Alternate Names: Lokeshvara Avalokita Lokanata Lokanatha Mahakarunika
Avalokiteshvara, Arya Lokeshvara (Tibetan: pag pa chen re zi. English: the Noble All Seeing Lord). There are many versions of this sculpture in wood, ivory and metal found in both temples and art collections around the world. Only the wood figures are considered of possible early origin created during the middle of the first millennium. There were three subjects of sculpture created from sandalwood to function as land taming religious objects for the important geomantic points in Tibetan geography. The first object was of an Eleven Faced Thousand-armed Lokeshvara. The second was a set of four Lokeshvara with two situated in Nepal and two in Tibet. The third group are two sets of 108 smaller Lokeshvara statues to fill the one hundred and eight land taming temples of Tibet built by King Songtsen Gampo (7th century).

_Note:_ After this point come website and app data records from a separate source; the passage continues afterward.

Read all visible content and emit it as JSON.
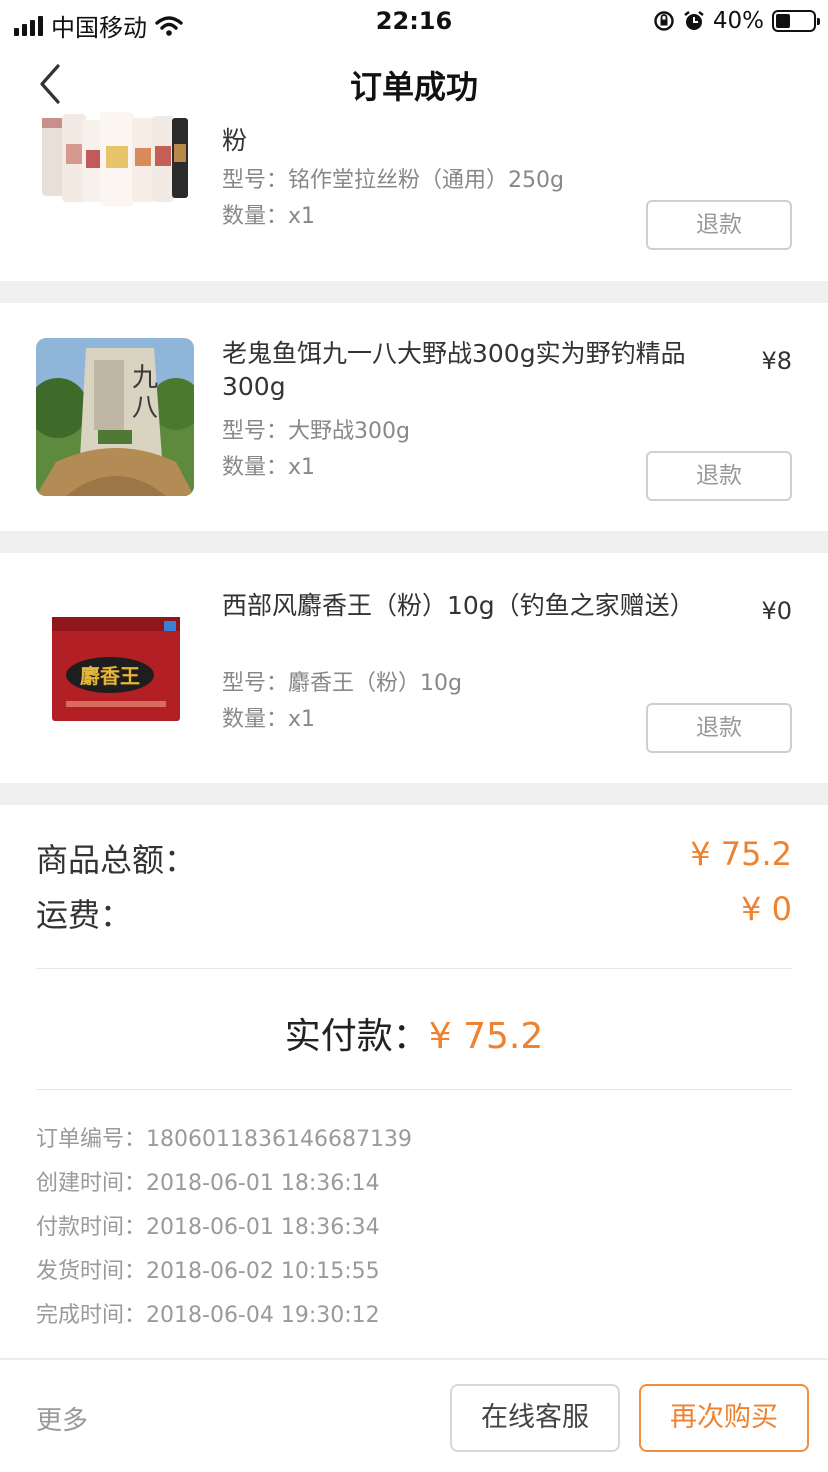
{
  "status_bar": {
    "carrier": "中国移动",
    "time": "22:16",
    "battery": "40%",
    "battery_level": 0.4,
    "icons": [
      "signal-icon",
      "wifi-icon",
      "orientation-lock-icon",
      "alarm-icon",
      "battery-icon"
    ]
  },
  "nav": {
    "title": "订单成功",
    "back_icon": "chevron-left-icon"
  },
  "items": [
    {
      "name": "粉",
      "spec": "型号：铭作堂拉丝粉（通用）250g",
      "qty": "数量：x1",
      "price": "",
      "refund": "退款"
    },
    {
      "name": "老鬼鱼饵九一八大野战300g实为野钓精品300g",
      "spec": "型号：大野战300g",
      "qty": "数量：x1",
      "price": "¥8",
      "refund": "退款"
    },
    {
      "name": "西部风麝香王（粉）10g（钓鱼之家赠送）",
      "spec": "型号：麝香王（粉）10g",
      "qty": "数量：x1",
      "price": "¥0",
      "refund": "退款"
    }
  ],
  "summary": {
    "goods_label": "商品总额：",
    "goods_value": "¥ 75.2",
    "shipping_label": "运费：",
    "shipping_value": "¥ 0",
    "paid_label": "实付款：",
    "paid_value": "¥ 75.2"
  },
  "order_info": {
    "order_no_label": "订单编号：",
    "order_no": "1806011836146687139",
    "created_label": "创建时间：",
    "created": "2018-06-01 18:36:14",
    "paid_label": "付款时间：",
    "paid": "2018-06-01 18:36:34",
    "shipped_label": "发货时间：",
    "shipped": "2018-06-02 10:15:55",
    "completed_label": "完成时间：",
    "completed": "2018-06-04 19:30:12"
  },
  "bottom": {
    "more": "更多",
    "customer_service": "在线客服",
    "buy_again": "再次购买"
  },
  "colors": {
    "accent": "#ef8230",
    "divider": "#f0f0f0"
  }
}
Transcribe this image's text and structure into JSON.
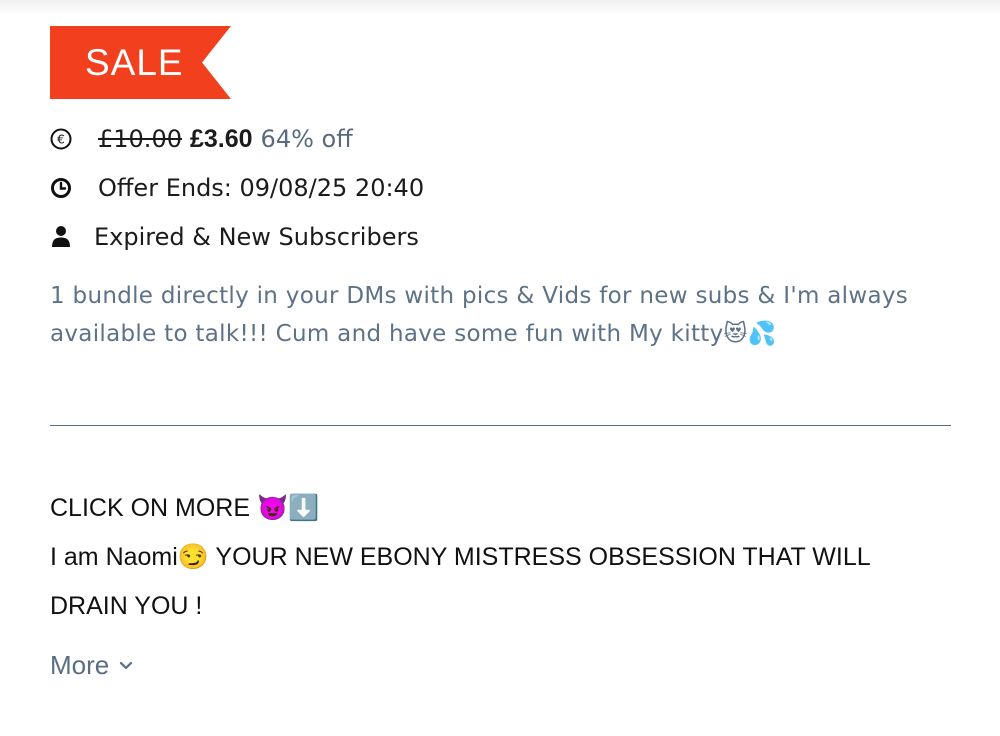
{
  "sale_badge": {
    "label": "SALE",
    "color": "#f2401f"
  },
  "offer": {
    "old_price": "£10.00",
    "new_price": "£3.60",
    "discount": "64% off",
    "ends": "Offer Ends: 09/08/25 20:40",
    "audience": "Expired & New Subscribers"
  },
  "icons": {
    "price": "currency-icon",
    "offer": "clock-icon",
    "audience": "user-icon",
    "more": "chevron-down-icon"
  },
  "description": "1 bundle directly in your DMs with pics & Vids for new subs & I'm always available to talk!!! Cum and have some fun with My kitty😻💦",
  "bio": {
    "line1": "CLICK ON MORE 😈⬇️",
    "line2": "I am Naomi😏 YOUR NEW EBONY MISTRESS OBSESSION THAT WILL",
    "line3": "DRAIN YOU !"
  },
  "more_label": "More",
  "colors": {
    "accent_text": "#5d7287",
    "sale": "#f2401f",
    "divider": "#5c6e80"
  }
}
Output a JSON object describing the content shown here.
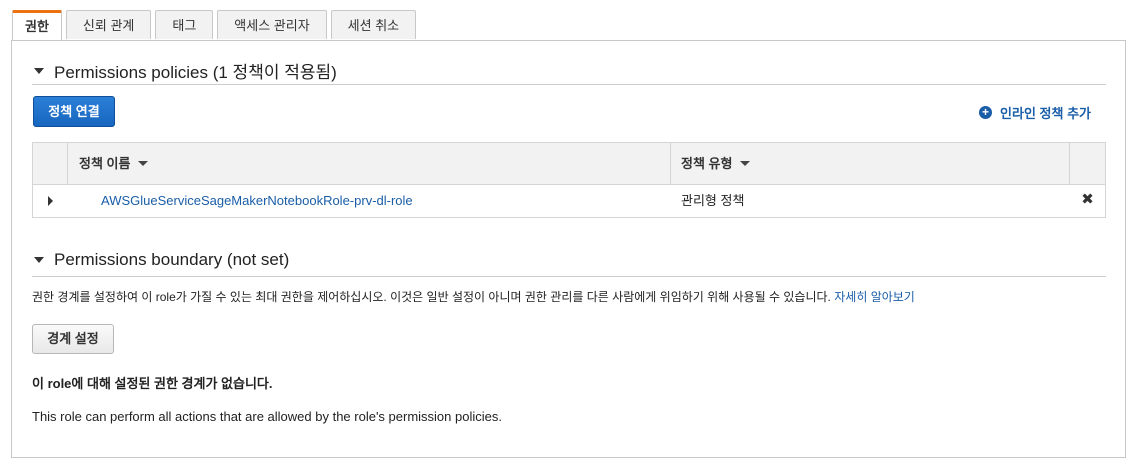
{
  "tabs": [
    {
      "label": "권한",
      "active": true
    },
    {
      "label": "신뢰 관계",
      "active": false
    },
    {
      "label": "태그",
      "active": false
    },
    {
      "label": "액세스 관리자",
      "active": false
    },
    {
      "label": "세션 취소",
      "active": false
    }
  ],
  "policies": {
    "title": "Permissions policies (1 정책이 적용됨)",
    "attach_button": "정책 연결",
    "add_inline_label": "인라인 정책 추가",
    "columns": {
      "name": "정책 이름",
      "type": "정책 유형"
    },
    "rows": [
      {
        "name": "AWSGlueServiceSageMakerNotebookRole-prv-dl-role",
        "type": "관리형 정책"
      }
    ]
  },
  "boundary": {
    "title": "Permissions boundary (not set)",
    "description": "권한 경계를 설정하여 이 role가 가질 수 있는 최대 권한을 제어하십시오. 이것은 일반 설정이 아니며 권한 관리를 다른 사람에게 위임하기 위해 사용될 수 있습니다.",
    "learn_more": "자세히 알아보기",
    "set_button": "경계 설정",
    "notice": "이 role에 대해 설정된 권한 경계가 없습니다.",
    "info": "This role can perform all actions that are allowed by the role's permission policies."
  },
  "colors": {
    "accent_tab": "#ec7211",
    "primary": "#1766c0",
    "link": "#1a5ea8"
  }
}
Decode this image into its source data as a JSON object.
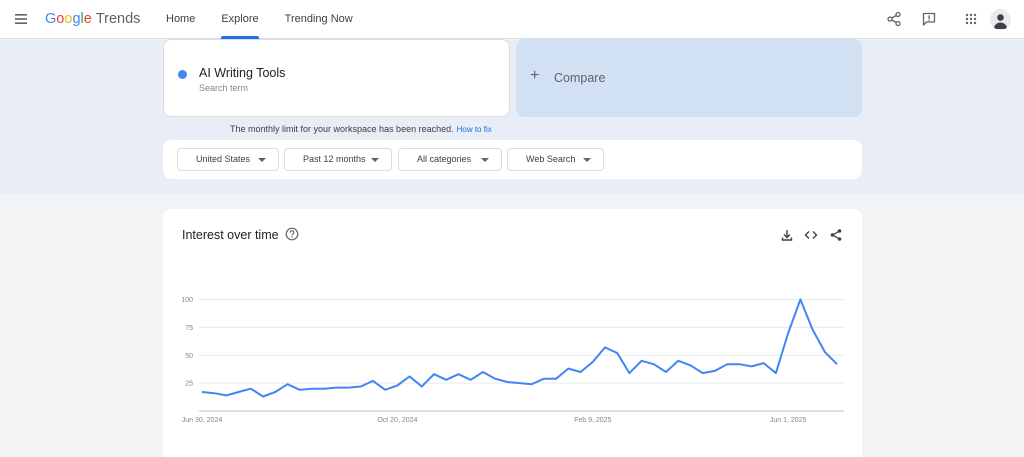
{
  "header": {
    "logo_google": [
      "G",
      "o",
      "o",
      "g",
      "l",
      "e"
    ],
    "logo_trends": "Trends",
    "nav": [
      {
        "label": "Home",
        "active": false
      },
      {
        "label": "Explore",
        "active": true
      },
      {
        "label": "Trending Now",
        "active": false
      }
    ],
    "icons": [
      "menu-icon",
      "share-icon",
      "feedback-icon",
      "apps-grid-icon",
      "account-avatar"
    ]
  },
  "search": {
    "term": "AI Writing Tools",
    "term_sub": "Search term",
    "term_color": "#4285f4",
    "compare_label": "Compare",
    "limit_message": "The monthly limit for your workspace has been reached.",
    "limit_link": "How to fix"
  },
  "filters": {
    "region": "United States",
    "time_range": "Past 12 months",
    "category": "All categories",
    "search_type": "Web Search"
  },
  "chart_card": {
    "title": "Interest over time",
    "action_icons": [
      "download-icon",
      "embed-code-icon",
      "share-icon"
    ]
  },
  "chart_data": {
    "type": "line",
    "title": "Interest over time",
    "series": [
      {
        "name": "AI Writing Tools",
        "color": "#4285f4",
        "values": [
          17,
          16,
          14,
          17,
          20,
          13,
          17,
          24,
          19,
          20,
          20,
          21,
          21,
          22,
          27,
          19,
          23,
          31,
          22,
          33,
          28,
          33,
          28,
          35,
          29,
          26,
          25,
          24,
          29,
          29,
          38,
          35,
          44,
          57,
          52,
          34,
          45,
          42,
          35,
          45,
          41,
          34,
          36,
          42,
          42,
          40,
          43,
          34,
          70,
          100,
          73,
          53,
          42
        ]
      }
    ],
    "x_ticks": [
      "Jun 30, 2024",
      "Oct 20, 2024",
      "Feb 9, 2025",
      "Jun 1, 2025"
    ],
    "x_tick_index": [
      0,
      16,
      32,
      48
    ],
    "y_ticks": [
      25,
      50,
      75,
      100
    ],
    "ylim": [
      0,
      100
    ],
    "grid": true
  }
}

The whereabouts of the Thousand Faced Lokeshvara is not currently known. The locations of the four Pagpa Lokeshvara are known. The locations of all of the 216 smaller Lokeshvara are not currently known. It is however possible that some of the sandalwood sculpture below are original to the time of Songtsen Gampo. The metal cast and ivory sculpture are copies and do not belong to the origin myth of the original Pagpa Lokeshvaras.
Jeff Watt 2-2015